Dental negligence is the term used to refer to when your dentist or another member of your dental team is negligent in their care towards you, directly resulting in accident, injury or illness. Here are a few Q&A’s to help you decide whether or not you have a claim to make.
Did You Give Consent?
Dentistry usually has lots of different options – which treatment you can take, such as whether you have a tooth extracted or whether you choose to have medication instead or which sedation or anaesthetic is available. If these options are not all presented to you at the outset it means that you cannot make an informed decision – which means that if you signed your consent, without having all of the information to make an informed decision, and it has been found that your accident, injury or illness was directly caused by this, you have a claim to make. Equally, if your dentist performs a procedure without your consent, you have a claim to make.
To make a claim, it has to be proven that it is more likely for your dentist or other member of your dental team to have caused your accident/injury/illness than for it to have happened anyway. For example, if you have a crown fitted to one of your teeth and it falls off after a few years, causing pain and difficulty in eating, it has to be proven that the crown wouldn’t have fallen off anyway – therefore, it has to be proven that your dentist or other member of your dental team made a mistake when fitting the crown and that it was that mistake that directly caused your crown to fall off.
I Have Gum Disease – Should My Dentist Have Known?
Gum disease, also known as periodontal disease, is linked to poor dental hygiene. Even though you are responsible for your own dental hygiene outside of your visits to the dentist, you could be entitled to a claim if you’ve had gum disease or tooth decay for a long period of time and your dentist fails to diagnose you. Try your hardest to keep your teeth and gums healthy by looking after them yourself – even though it is down to your dentist to point it out to you if you do have gum disease, you should practise good dental hygiene to lessen the risk of gum disease and therefore loss of teeth.
Generally, with dentistry claims, you need to prove that what has happened to you could not have been avoided.
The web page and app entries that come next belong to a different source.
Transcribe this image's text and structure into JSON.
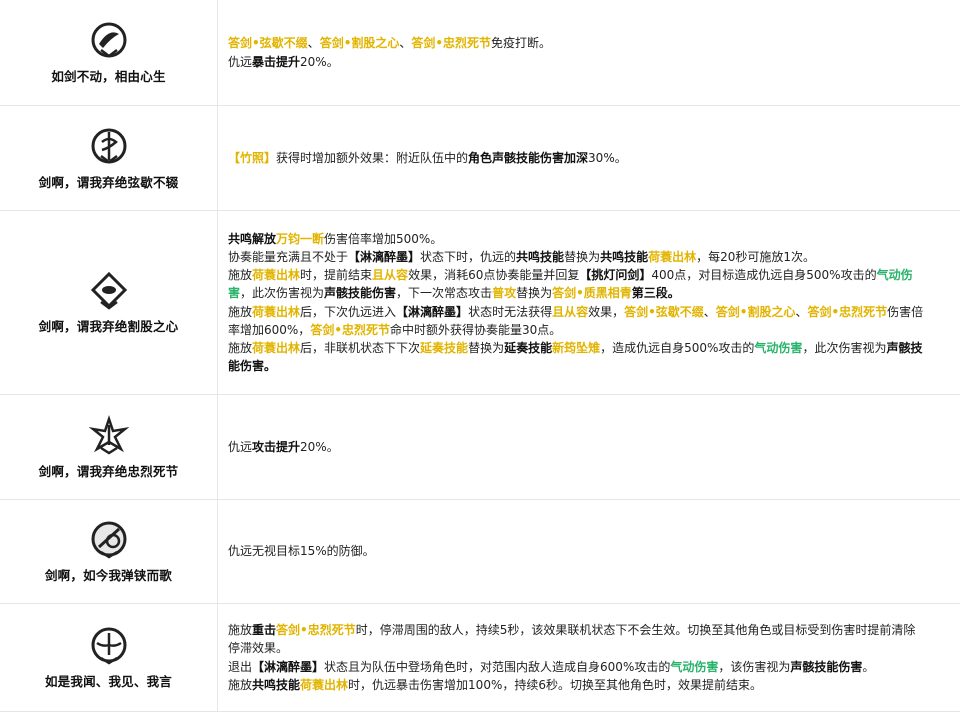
{
  "rows": [
    {
      "icon": "sword-swirl-icon",
      "name": "如剑不动，相由心生",
      "lines": [
        [
          {
            "t": "答剑•弦歇不缀",
            "c": "y"
          },
          {
            "t": "、",
            "c": "n"
          },
          {
            "t": "答剑•割股之心",
            "c": "y"
          },
          {
            "t": "、",
            "c": "n"
          },
          {
            "t": "答剑•忠烈死节",
            "c": "y"
          },
          {
            "t": "免疫打断。",
            "c": "n"
          }
        ],
        [
          {
            "t": "仇远",
            "c": "n"
          },
          {
            "t": "暴击提升",
            "c": "b"
          },
          {
            "t": "20%。",
            "c": "n"
          }
        ]
      ]
    },
    {
      "icon": "sword-spiral-icon",
      "name": "剑啊，谓我弃绝弦歇不辍",
      "lines": [
        [
          {
            "t": "【竹照】",
            "c": "y"
          },
          {
            "t": "获得时增加额外效果：附近队伍中的",
            "c": "n"
          },
          {
            "t": "角色声骸技能伤害加深",
            "c": "b"
          },
          {
            "t": "30%。",
            "c": "n"
          }
        ]
      ]
    },
    {
      "icon": "sword-eye-icon",
      "name": "剑啊，谓我弃绝割股之心",
      "lines": [
        [
          {
            "t": "共鸣解放",
            "c": "b"
          },
          {
            "t": "万钧一断",
            "c": "y"
          },
          {
            "t": "伤害倍率增加500%。",
            "c": "n"
          }
        ],
        [
          {
            "t": "协奏能量充满且不处于",
            "c": "n"
          },
          {
            "t": "【淋漓醉墨】",
            "c": "b"
          },
          {
            "t": "状态下时，仇远的",
            "c": "n"
          },
          {
            "t": "共鸣技能",
            "c": "b"
          },
          {
            "t": "替换为",
            "c": "n"
          },
          {
            "t": "共鸣技能",
            "c": "b"
          },
          {
            "t": "荷蓑出林",
            "c": "y"
          },
          {
            "t": "，每20秒可施放1次。",
            "c": "n"
          }
        ],
        [
          {
            "t": "施放",
            "c": "n"
          },
          {
            "t": "荷蓑出林",
            "c": "y"
          },
          {
            "t": "时，提前结束",
            "c": "n"
          },
          {
            "t": "且从容",
            "c": "y"
          },
          {
            "t": "效果，消耗60点协奏能量并回复",
            "c": "n"
          },
          {
            "t": "【挑灯问剑】",
            "c": "b"
          },
          {
            "t": "400点，对目标造成仇远自身500%攻击的",
            "c": "n"
          },
          {
            "t": "气动伤",
            "c": "g"
          }
        ],
        [
          {
            "t": "害",
            "c": "g"
          },
          {
            "t": "，此次伤害视为",
            "c": "n"
          },
          {
            "t": "声骸技能伤害",
            "c": "b"
          },
          {
            "t": "，下一次常态攻击",
            "c": "n"
          },
          {
            "t": "普攻",
            "c": "y"
          },
          {
            "t": "替换为",
            "c": "n"
          },
          {
            "t": "答剑•质黑相青",
            "c": "y"
          },
          {
            "t": "第三段。",
            "c": "b"
          }
        ],
        [
          {
            "t": "施放",
            "c": "n"
          },
          {
            "t": "荷蓑出林",
            "c": "y"
          },
          {
            "t": "后，下次仇远进入",
            "c": "n"
          },
          {
            "t": "【淋漓醉墨】",
            "c": "b"
          },
          {
            "t": "状态时无法获得",
            "c": "n"
          },
          {
            "t": "且从容",
            "c": "y"
          },
          {
            "t": "效果，",
            "c": "n"
          },
          {
            "t": "答剑•弦歇不缀",
            "c": "y"
          },
          {
            "t": "、",
            "c": "n"
          },
          {
            "t": "答剑•割股之心",
            "c": "y"
          },
          {
            "t": "、",
            "c": "n"
          },
          {
            "t": "答剑•忠烈死节",
            "c": "y"
          },
          {
            "t": "伤害倍",
            "c": "n"
          }
        ],
        [
          {
            "t": "率增加600%，",
            "c": "n"
          },
          {
            "t": "答剑•忠烈死节",
            "c": "y"
          },
          {
            "t": "命中时额外获得协奏能量30点。",
            "c": "n"
          }
        ],
        [
          {
            "t": "施放",
            "c": "n"
          },
          {
            "t": "荷蓑出林",
            "c": "y"
          },
          {
            "t": "后，非联机状态下下次",
            "c": "n"
          },
          {
            "t": "延奏技能",
            "c": "y"
          },
          {
            "t": "替换为",
            "c": "n"
          },
          {
            "t": "延奏技能",
            "c": "b"
          },
          {
            "t": "新筠坠雉",
            "c": "y"
          },
          {
            "t": "，造成仇远自身500%攻击的",
            "c": "n"
          },
          {
            "t": "气动伤害",
            "c": "g"
          },
          {
            "t": "，此次伤害视为",
            "c": "n"
          },
          {
            "t": "声骸技",
            "c": "b"
          }
        ],
        [
          {
            "t": "能伤害。",
            "c": "b"
          }
        ]
      ]
    },
    {
      "icon": "sword-burst-icon",
      "name": "剑啊，谓我弃绝忠烈死节",
      "lines": [
        [
          {
            "t": "仇远",
            "c": "n"
          },
          {
            "t": "攻击提升",
            "c": "b"
          },
          {
            "t": "20%。",
            "c": "n"
          }
        ]
      ]
    },
    {
      "icon": "sword-shield-icon",
      "name": "剑啊，如今我弹铗而歌",
      "lines": [
        [
          {
            "t": "仇远无视目标15%的防御。",
            "c": "n"
          }
        ]
      ]
    },
    {
      "icon": "sword-wings-icon",
      "name": "如是我闻、我见、我言",
      "lines": [
        [
          {
            "t": "施放",
            "c": "n"
          },
          {
            "t": "重击",
            "c": "b"
          },
          {
            "t": "答剑•忠烈死节",
            "c": "y"
          },
          {
            "t": "时，停滞周围的敌人，持续5秒，该效果联机状态下不会生效。切换至其他角色或目标受到伤害时提前清除",
            "c": "n"
          }
        ],
        [
          {
            "t": "停滞效果。",
            "c": "n"
          }
        ],
        [
          {
            "t": "退出",
            "c": "n"
          },
          {
            "t": "【淋漓醉墨】",
            "c": "b"
          },
          {
            "t": "状态且为队伍中登场角色时，对范围内敌人造成自身600%攻击的",
            "c": "n"
          },
          {
            "t": "气动伤害",
            "c": "g"
          },
          {
            "t": "，该伤害视为",
            "c": "n"
          },
          {
            "t": "声骸技能伤害",
            "c": "b"
          },
          {
            "t": "。",
            "c": "n"
          }
        ],
        [
          {
            "t": "施放",
            "c": "n"
          },
          {
            "t": "共鸣技能",
            "c": "b"
          },
          {
            "t": "荷蓑出林",
            "c": "y"
          },
          {
            "t": "时，仇远暴击伤害增加100%，持续6秒。切换至其他角色时，效果提前结束。",
            "c": "n"
          }
        ]
      ]
    }
  ]
}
If you do not practice good dental hygiene, and if you could have prevented whatever happened to you by practicing good dental hygiene, unfortunately you do not have a claim. However, if you practice good dental hygiene, and whatever happened to you could have been prevented by your dentist, it is likely that you have a valid claim to make.
If you feel you may be entitled to dental negligence compensation contact the UK based firm, Pryers Solicitors , today.